Set every entry below down once more, exactly as it stands, without images.

*** RECORDS SUPPLIED ***

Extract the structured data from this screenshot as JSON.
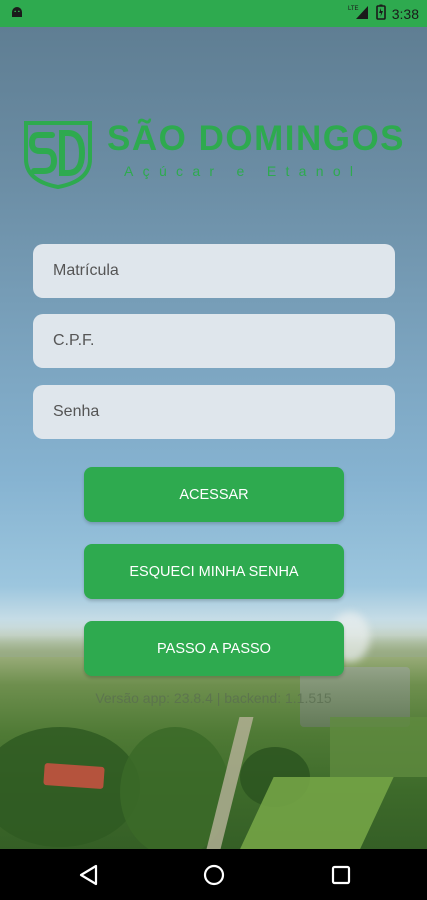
{
  "status_bar": {
    "time": "3:38",
    "network_label": "LTE",
    "icons": [
      "android-debug-icon",
      "signal-icon",
      "battery-icon"
    ]
  },
  "logo": {
    "title": "SÃO DOMINGOS",
    "subtitle": "Açúcar e Etanol",
    "color": "#2eaa4f"
  },
  "form": {
    "matricula_placeholder": "Matrícula",
    "cpf_placeholder": "C.P.F.",
    "senha_placeholder": "Senha"
  },
  "buttons": {
    "acessar": "ACESSAR",
    "esqueci_senha": "ESQUECI MINHA SENHA",
    "passo_a_passo": "PASSO A PASSO"
  },
  "version_text": "Versão app: 23.8.4 | backend: 1.1.515",
  "colors": {
    "accent": "#2eaa4f",
    "input_bg": "#dfe6ec"
  },
  "nav": {
    "icons": [
      "back-icon",
      "home-icon",
      "recents-icon"
    ]
  }
}
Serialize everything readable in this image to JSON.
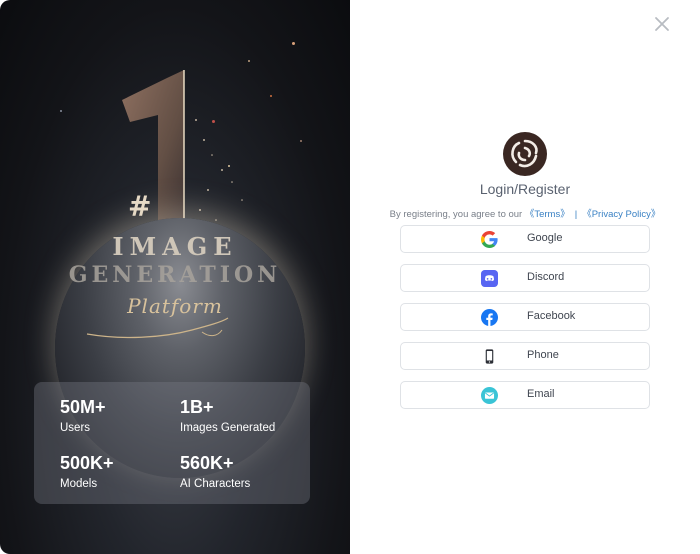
{
  "promo": {
    "rank_prefix": "#",
    "heading_line1": "IMAGE",
    "heading_line2": "GENERATION",
    "heading_script": "Platform",
    "stats": [
      {
        "value": "50M+",
        "label": "Users"
      },
      {
        "value": "1B+",
        "label": "Images Generated"
      },
      {
        "value": "500K+",
        "label": "Models"
      },
      {
        "value": "560K+",
        "label": "AI Characters"
      }
    ]
  },
  "auth": {
    "title": "Login/Register",
    "agree_text": "By registering, you agree to our",
    "terms_link": "《Terms》",
    "separator": "|",
    "privacy_link": "《Privacy Policy》",
    "providers": [
      {
        "label": "Google",
        "icon": "google-icon"
      },
      {
        "label": "Discord",
        "icon": "discord-icon"
      },
      {
        "label": "Facebook",
        "icon": "facebook-icon"
      },
      {
        "label": "Phone",
        "icon": "phone-icon"
      },
      {
        "label": "Email",
        "icon": "email-icon"
      }
    ]
  },
  "colors": {
    "link": "#3b82c4",
    "discord": "#5865F2",
    "facebook": "#1877F2",
    "email": "#3ac4d6"
  }
}
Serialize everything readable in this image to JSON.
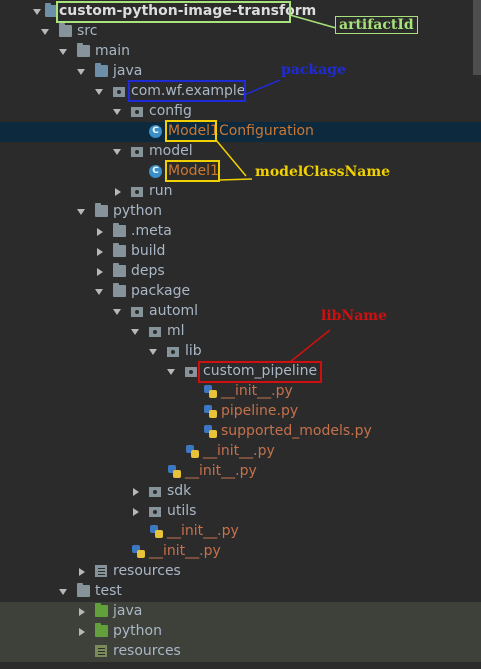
{
  "tree": {
    "root": "custom-python-image-transform",
    "src": "src",
    "main": "main",
    "java": "java",
    "package_name": "com.wf.example",
    "config": "config",
    "model1_prefix": "Model1",
    "model1_configuration_suffix": "Configuration",
    "model": "model",
    "model1": "Model1",
    "run": "run",
    "python": "python",
    "meta": ".meta",
    "build": "build",
    "deps": "deps",
    "package_dir": "package",
    "automl": "automl",
    "ml": "ml",
    "lib": "lib",
    "custom_pipeline": "custom_pipeline",
    "init_py_1": "__init__.py",
    "pipeline_py": "pipeline.py",
    "supported_models_py": "supported_models.py",
    "init_py_2": "__init__.py",
    "init_py_3": "__init__.py",
    "sdk": "sdk",
    "utils": "utils",
    "init_py_4": "__init__.py",
    "init_py_5": "__init__.py",
    "resources": "resources",
    "test": "test",
    "test_java": "java",
    "test_python": "python",
    "test_resources": "resources"
  },
  "annotations": {
    "artifactId": "artifactId",
    "package": "package",
    "modelClassName": "modelClassName",
    "libName": "libName"
  },
  "colors": {
    "background": "#2b2b2b",
    "selected_row": "#0d293e",
    "artifact_annotation": "#a8e27a",
    "package_annotation": "#1f2bd6",
    "model_annotation": "#f0d000",
    "lib_annotation": "#d01010"
  }
}
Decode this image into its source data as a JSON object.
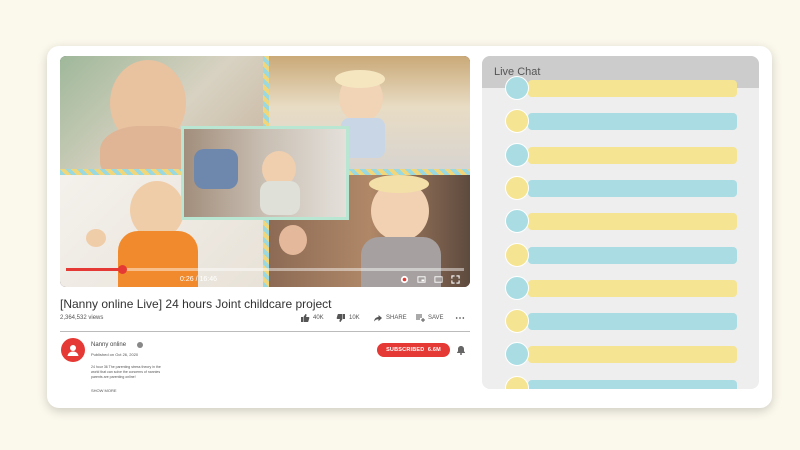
{
  "video": {
    "current_time": "0:26",
    "duration": "16:46",
    "time_separator": " / ",
    "progress": 0.14
  },
  "info": {
    "title": "[Nanny online Live] 24 hours Joint childcare project",
    "views": "2,364,532 views",
    "actions": [
      {
        "icon": "thumbs-up-icon",
        "label": "40K"
      },
      {
        "icon": "thumbs-down-icon",
        "label": "10K"
      },
      {
        "icon": "share-icon",
        "label": "SHARE"
      },
      {
        "icon": "save-icon",
        "label": "SAVE"
      }
    ]
  },
  "channel": {
    "name": "Nanny online",
    "published": "Published on Oct 26, 2020",
    "description": "24 hour 36 The parenting stress theory in the world that can solve the concerns of nannies parents are parenting online!",
    "show_more": "SHOW MORE",
    "subscribe_label": "SUBSCRIBED",
    "subscriber_count": "6.6M"
  },
  "chat": {
    "title": "Live Chat",
    "rows": [
      {
        "circle": "#a9dde3",
        "bar": "#f5e491"
      },
      {
        "circle": "#f5e491",
        "bar": "#a9dde3"
      },
      {
        "circle": "#a9dde3",
        "bar": "#f5e491"
      },
      {
        "circle": "#f5e491",
        "bar": "#a9dde3"
      },
      {
        "circle": "#a9dde3",
        "bar": "#f5e491"
      },
      {
        "circle": "#f5e491",
        "bar": "#a9dde3"
      },
      {
        "circle": "#a9dde3",
        "bar": "#f5e491"
      },
      {
        "circle": "#f5e491",
        "bar": "#a9dde3"
      },
      {
        "circle": "#a9dde3",
        "bar": "#f5e491"
      },
      {
        "circle": "#f5e491",
        "bar": "#a9dde3"
      }
    ]
  },
  "colors": {
    "accent": "#e53935",
    "chat_blue": "#a9dde3",
    "chat_yellow": "#f5e491"
  }
}
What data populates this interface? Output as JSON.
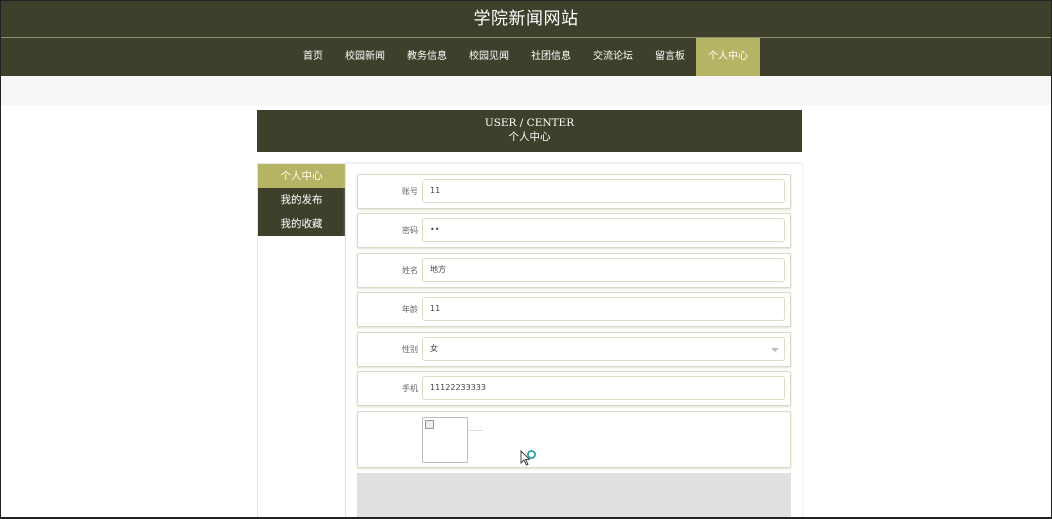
{
  "site": {
    "title": "学院新闻网站"
  },
  "nav": {
    "items": [
      {
        "label": "首页",
        "active": false
      },
      {
        "label": "校园新闻",
        "active": false
      },
      {
        "label": "教务信息",
        "active": false
      },
      {
        "label": "校园见闻",
        "active": false
      },
      {
        "label": "社团信息",
        "active": false
      },
      {
        "label": "交流论坛",
        "active": false
      },
      {
        "label": "留言板",
        "active": false
      },
      {
        "label": "个人中心",
        "active": true
      }
    ]
  },
  "page": {
    "title_en": "USER / CENTER",
    "title_cn": "个人中心"
  },
  "sidebar": {
    "items": [
      {
        "label": "个人中心",
        "active": true
      },
      {
        "label": "我的发布",
        "active": false
      },
      {
        "label": "我的收藏",
        "active": false
      }
    ]
  },
  "form": {
    "account": {
      "label": "账号",
      "value": "11"
    },
    "password": {
      "label": "密码",
      "value": "••"
    },
    "name": {
      "label": "姓名",
      "value": "地方"
    },
    "age": {
      "label": "年龄",
      "value": "11"
    },
    "gender": {
      "label": "性别",
      "value": "女"
    },
    "phone": {
      "label": "手机",
      "value": "11122233333"
    }
  },
  "colors": {
    "header_bg": "#3f402c",
    "accent": "#b4b464"
  },
  "icons": {
    "select_arrow": "chevron-down-icon",
    "avatar": "broken-image-icon",
    "cursor": "mouse-pointer-icon"
  }
}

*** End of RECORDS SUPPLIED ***

_EXERCISE RESPONSE_.
Extract the structured data from this screenshot as JSON.
{
  "status_bar": {
    "time": "3:38",
    "network_label": "LTE",
    "icons": [
      "android-debug-icon",
      "signal-icon",
      "battery-icon"
    ]
  },
  "logo": {
    "title": "SÃO DOMINGOS",
    "subtitle": "Açúcar e Etanol",
    "color": "#2eaa4f"
  },
  "form": {
    "matricula_placeholder": "Matrícula",
    "cpf_placeholder": "C.P.F.",
    "senha_placeholder": "Senha"
  },
  "buttons": {
    "acessar": "ACESSAR",
    "esqueci_senha": "ESQUECI MINHA SENHA",
    "passo_a_passo": "PASSO A PASSO"
  },
  "version_text": "Versão app: 23.8.4 | backend: 1.1.515",
  "colors": {
    "accent": "#2eaa4f",
    "input_bg": "#dfe6ec"
  },
  "nav": {
    "icons": [
      "back-icon",
      "home-icon",
      "recents-icon"
    ]
  }
}
Serialize everything readable in this image to JSON.
{
  "promo": {
    "rank_prefix": "#",
    "heading_line1": "IMAGE",
    "heading_line2": "GENERATION",
    "heading_script": "Platform",
    "stats": [
      {
        "value": "50M+",
        "label": "Users"
      },
      {
        "value": "1B+",
        "label": "Images Generated"
      },
      {
        "value": "500K+",
        "label": "Models"
      },
      {
        "value": "560K+",
        "label": "AI Characters"
      }
    ]
  },
  "auth": {
    "title": "Login/Register",
    "agree_text": "By registering, you agree to our",
    "terms_link": "《Terms》",
    "separator": "|",
    "privacy_link": "《Privacy Policy》",
    "providers": [
      {
        "label": "Google",
        "icon": "google-icon"
      },
      {
        "label": "Discord",
        "icon": "discord-icon"
      },
      {
        "label": "Facebook",
        "icon": "facebook-icon"
      },
      {
        "label": "Phone",
        "icon": "phone-icon"
      },
      {
        "label": "Email",
        "icon": "email-icon"
      }
    ]
  },
  "colors": {
    "link": "#3b82c4",
    "discord": "#5865F2",
    "facebook": "#1877F2",
    "email": "#3ac4d6"
  }
}
Serialize everything readable in this image to JSON.
{
  "tree": {
    "root": "custom-python-image-transform",
    "src": "src",
    "main": "main",
    "java": "java",
    "package_name": "com.wf.example",
    "config": "config",
    "model1_prefix": "Model1",
    "model1_configuration_suffix": "Configuration",
    "model": "model",
    "model1": "Model1",
    "run": "run",
    "python": "python",
    "meta": ".meta",
    "build": "build",
    "deps": "deps",
    "package_dir": "package",
    "automl": "automl",
    "ml": "ml",
    "lib": "lib",
    "custom_pipeline": "custom_pipeline",
    "init_py_1": "__init__.py",
    "pipeline_py": "pipeline.py",
    "supported_models_py": "supported_models.py",
    "init_py_2": "__init__.py",
    "init_py_3": "__init__.py",
    "sdk": "sdk",
    "utils": "utils",
    "init_py_4": "__init__.py",
    "init_py_5": "__init__.py",
    "resources": "resources",
    "test": "test",
    "test_java": "java",
    "test_python": "python",
    "test_resources": "resources"
  },
  "annotations": {
    "artifactId": "artifactId",
    "package": "package",
    "modelClassName": "modelClassName",
    "libName": "libName"
  },
  "colors": {
    "background": "#2b2b2b",
    "selected_row": "#0d293e",
    "artifact_annotation": "#a8e27a",
    "package_annotation": "#1f2bd6",
    "model_annotation": "#f0d000",
    "lib_annotation": "#d01010"
  }
}
Decode this image into its source data as a JSON object.
{
  "video": {
    "current_time": "0:26",
    "duration": "16:46",
    "time_separator": " / ",
    "progress": 0.14
  },
  "info": {
    "title": "[Nanny online Live] 24 hours Joint childcare project",
    "views": "2,364,532 views",
    "actions": [
      {
        "icon": "thumbs-up-icon",
        "label": "40K"
      },
      {
        "icon": "thumbs-down-icon",
        "label": "10K"
      },
      {
        "icon": "share-icon",
        "label": "SHARE"
      },
      {
        "icon": "save-icon",
        "label": "SAVE"
      }
    ]
  },
  "channel": {
    "name": "Nanny online",
    "published": "Published on Oct 26, 2020",
    "description": "24 hour 36 The parenting stress theory in the world that can solve the concerns of nannies parents are parenting online!",
    "show_more": "SHOW MORE",
    "subscribe_label": "SUBSCRIBED",
    "subscriber_count": "6.6M"
  },
  "chat": {
    "title": "Live Chat",
    "rows": [
      {
        "circle": "#a9dde3",
        "bar": "#f5e491"
      },
      {
        "circle": "#f5e491",
        "bar": "#a9dde3"
      },
      {
        "circle": "#a9dde3",
        "bar": "#f5e491"
      },
      {
        "circle": "#f5e491",
        "bar": "#a9dde3"
      },
      {
        "circle": "#a9dde3",
        "bar": "#f5e491"
      },
      {
        "circle": "#f5e491",
        "bar": "#a9dde3"
      },
      {
        "circle": "#a9dde3",
        "bar": "#f5e491"
      },
      {
        "circle": "#f5e491",
        "bar": "#a9dde3"
      },
      {
        "circle": "#a9dde3",
        "bar": "#f5e491"
      },
      {
        "circle": "#f5e491",
        "bar": "#a9dde3"
      }
    ]
  },
  "colors": {
    "accent": "#e53935",
    "chat_blue": "#a9dde3",
    "chat_yellow": "#f5e491"
  }
}
What data populates this interface? Output as JSON.
{
  "site": {
    "title": "学院新闻网站"
  },
  "nav": {
    "items": [
      {
        "label": "首页",
        "active": false
      },
      {
        "label": "校园新闻",
        "active": false
      },
      {
        "label": "教务信息",
        "active": false
      },
      {
        "label": "校园见闻",
        "active": false
      },
      {
        "label": "社团信息",
        "active": false
      },
      {
        "label": "交流论坛",
        "active": false
      },
      {
        "label": "留言板",
        "active": false
      },
      {
        "label": "个人中心",
        "active": true
      }
    ]
  },
  "page": {
    "title_en": "USER / CENTER",
    "title_cn": "个人中心"
  },
  "sidebar": {
    "items": [
      {
        "label": "个人中心",
        "active": true
      },
      {
        "label": "我的发布",
        "active": false
      },
      {
        "label": "我的收藏",
        "active": false
      }
    ]
  },
  "form": {
    "account": {
      "label": "账号",
      "value": "11"
    },
    "password": {
      "label": "密码",
      "value": "••"
    },
    "name": {
      "label": "姓名",
      "value": "地方"
    },
    "age": {
      "label": "年龄",
      "value": "11"
    },
    "gender": {
      "label": "性别",
      "value": "女"
    },
    "phone": {
      "label": "手机",
      "value": "11122233333"
    }
  },
  "colors": {
    "header_bg": "#3f402c",
    "accent": "#b4b464"
  },
  "icons": {
    "select_arrow": "chevron-down-icon",
    "avatar": "broken-image-icon",
    "cursor": "mouse-pointer-icon"
  }
}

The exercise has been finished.